[Dataset rows for apps and sites]
· · · ·
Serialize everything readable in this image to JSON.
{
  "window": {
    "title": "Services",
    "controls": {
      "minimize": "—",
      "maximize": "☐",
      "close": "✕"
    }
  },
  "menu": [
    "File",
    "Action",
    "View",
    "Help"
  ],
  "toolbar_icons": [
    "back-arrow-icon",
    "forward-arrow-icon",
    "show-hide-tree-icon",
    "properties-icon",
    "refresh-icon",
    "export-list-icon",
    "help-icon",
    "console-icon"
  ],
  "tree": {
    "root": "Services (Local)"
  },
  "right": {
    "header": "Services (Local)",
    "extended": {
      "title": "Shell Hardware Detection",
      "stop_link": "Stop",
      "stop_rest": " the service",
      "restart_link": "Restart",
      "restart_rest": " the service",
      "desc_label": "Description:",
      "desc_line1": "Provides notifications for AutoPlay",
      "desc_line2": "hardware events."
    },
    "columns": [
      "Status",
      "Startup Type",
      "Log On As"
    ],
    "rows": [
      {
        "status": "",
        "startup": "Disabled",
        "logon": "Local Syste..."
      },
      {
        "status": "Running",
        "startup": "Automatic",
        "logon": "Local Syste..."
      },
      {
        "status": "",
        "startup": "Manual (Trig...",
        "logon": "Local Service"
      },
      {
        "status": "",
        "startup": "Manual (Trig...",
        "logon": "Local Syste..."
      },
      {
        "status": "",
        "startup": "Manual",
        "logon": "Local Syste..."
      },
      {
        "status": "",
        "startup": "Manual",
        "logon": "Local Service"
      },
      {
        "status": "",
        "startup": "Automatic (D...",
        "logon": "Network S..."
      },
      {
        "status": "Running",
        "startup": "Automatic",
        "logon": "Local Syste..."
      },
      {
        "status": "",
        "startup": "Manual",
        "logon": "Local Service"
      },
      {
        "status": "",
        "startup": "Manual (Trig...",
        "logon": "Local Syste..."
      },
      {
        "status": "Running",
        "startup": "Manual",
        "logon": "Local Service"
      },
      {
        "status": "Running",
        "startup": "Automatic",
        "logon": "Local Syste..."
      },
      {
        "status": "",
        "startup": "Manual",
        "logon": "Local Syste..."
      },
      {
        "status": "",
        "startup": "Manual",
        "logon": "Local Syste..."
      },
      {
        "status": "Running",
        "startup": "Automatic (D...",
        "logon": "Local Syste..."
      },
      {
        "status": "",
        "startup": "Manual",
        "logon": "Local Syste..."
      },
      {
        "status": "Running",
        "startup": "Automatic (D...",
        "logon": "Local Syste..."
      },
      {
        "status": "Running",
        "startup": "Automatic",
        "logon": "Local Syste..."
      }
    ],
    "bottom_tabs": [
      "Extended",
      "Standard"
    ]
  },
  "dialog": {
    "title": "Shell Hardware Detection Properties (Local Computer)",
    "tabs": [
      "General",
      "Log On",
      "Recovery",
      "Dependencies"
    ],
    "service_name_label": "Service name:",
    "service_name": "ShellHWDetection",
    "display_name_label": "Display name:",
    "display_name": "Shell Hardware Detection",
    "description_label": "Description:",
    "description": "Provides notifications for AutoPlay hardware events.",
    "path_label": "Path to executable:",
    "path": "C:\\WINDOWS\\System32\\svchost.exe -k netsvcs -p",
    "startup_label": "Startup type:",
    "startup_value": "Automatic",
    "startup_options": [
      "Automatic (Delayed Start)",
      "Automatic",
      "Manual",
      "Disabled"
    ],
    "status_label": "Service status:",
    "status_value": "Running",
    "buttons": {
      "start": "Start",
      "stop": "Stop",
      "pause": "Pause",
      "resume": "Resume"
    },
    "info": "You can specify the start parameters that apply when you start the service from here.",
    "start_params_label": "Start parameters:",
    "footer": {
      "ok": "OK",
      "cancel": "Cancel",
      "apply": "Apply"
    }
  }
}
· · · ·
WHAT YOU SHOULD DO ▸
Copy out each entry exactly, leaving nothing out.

SOLUTION TO THIS PROBLEM ▸
Serialize everything readable in this image to JSON.
{
  "window": {
    "title": "Services",
    "controls": {
      "minimize": "—",
      "maximize": "☐",
      "close": "✕"
    }
  },
  "menu": [
    "File",
    "Action",
    "View",
    "Help"
  ],
  "toolbar_icons": [
    "back-arrow-icon",
    "forward-arrow-icon",
    "show-hide-tree-icon",
    "properties-icon",
    "refresh-icon",
    "export-list-icon",
    "help-icon",
    "console-icon"
  ],
  "tree": {
    "root": "Services (Local)"
  },
  "right": {
    "header": "Services (Local)",
    "extended": {
      "title": "Shell Hardware Detection",
      "stop_link": "Stop",
      "stop_rest": " the service",
      "restart_link": "Restart",
      "restart_rest": " the service",
      "desc_label": "Description:",
      "desc_line1": "Provides notifications for AutoPlay",
      "desc_line2": "hardware events."
    },
    "columns": [
      "Status",
      "Startup Type",
      "Log On As"
    ],
    "rows": [
      {
        "status": "",
        "startup": "Disabled",
        "logon": "Local Syste..."
      },
      {
        "status": "Running",
        "startup": "Automatic",
        "logon": "Local Syste..."
      },
      {
        "status": "",
        "startup": "Manual (Trig...",
        "logon": "Local Service"
      },
      {
        "status": "",
        "startup": "Manual (Trig...",
        "logon": "Local Syste..."
      },
      {
        "status": "",
        "startup": "Manual",
        "logon": "Local Syste..."
      },
      {
        "status": "",
        "startup": "Manual",
        "logon": "Local Service"
      },
      {
        "status": "",
        "startup": "Automatic (D...",
        "logon": "Network S..."
      },
      {
        "status": "Running",
        "startup": "Automatic",
        "logon": "Local Syste..."
      },
      {
        "status": "",
        "startup": "Manual",
        "logon": "Local Service"
      },
      {
        "status": "",
        "startup": "Manual (Trig...",
        "logon": "Local Syste..."
      },
      {
        "status": "Running",
        "startup": "Manual",
        "logon": "Local Service"
      },
      {
        "status": "Running",
        "startup": "Automatic",
        "logon": "Local Syste..."
      },
      {
        "status": "",
        "startup": "Manual",
        "logon": "Local Syste..."
      },
      {
        "status": "",
        "startup": "Manual",
        "logon": "Local Syste..."
      },
      {
        "status": "Running",
        "startup": "Automatic (D...",
        "logon": "Local Syste..."
      },
      {
        "status": "",
        "startup": "Manual",
        "logon": "Local Syste..."
      },
      {
        "status": "Running",
        "startup": "Automatic (D...",
        "logon": "Local Syste..."
      },
      {
        "status": "Running",
        "startup": "Automatic",
        "logon": "Local Syste..."
      }
    ],
    "bottom_tabs": [
      "Extended",
      "Standard"
    ]
  },
  "dialog": {
    "title": "Shell Hardware Detection Properties (Local Computer)",
    "tabs": [
      "General",
      "Log On",
      "Recovery",
      "Dependencies"
    ],
    "service_name_label": "Service name:",
    "service_name": "ShellHWDetection",
    "display_name_label": "Display name:",
    "display_name": "Shell Hardware Detection",
    "description_label": "Description:",
    "description": "Provides notifications for AutoPlay hardware events.",
    "path_label": "Path to executable:",
    "path": "C:\\WINDOWS\\System32\\svchost.exe -k netsvcs -p",
    "startup_label": "Startup type:",
    "startup_value": "Automatic",
    "startup_options": [
      "Automatic (Delayed Start)",
      "Automatic",
      "Manual",
      "Disabled"
    ],
    "status_label": "Service status:",
    "status_value": "Running",
    "buttons": {
      "start": "Start",
      "stop": "Stop",
      "pause": "Pause",
      "resume": "Resume"
    },
    "info": "You can specify the start parameters that apply when you start the service from here.",
    "start_params_label": "Start parameters:",
    "footer": {
      "ok": "OK",
      "cancel": "Cancel",
      "apply": "Apply"
    }
  }
}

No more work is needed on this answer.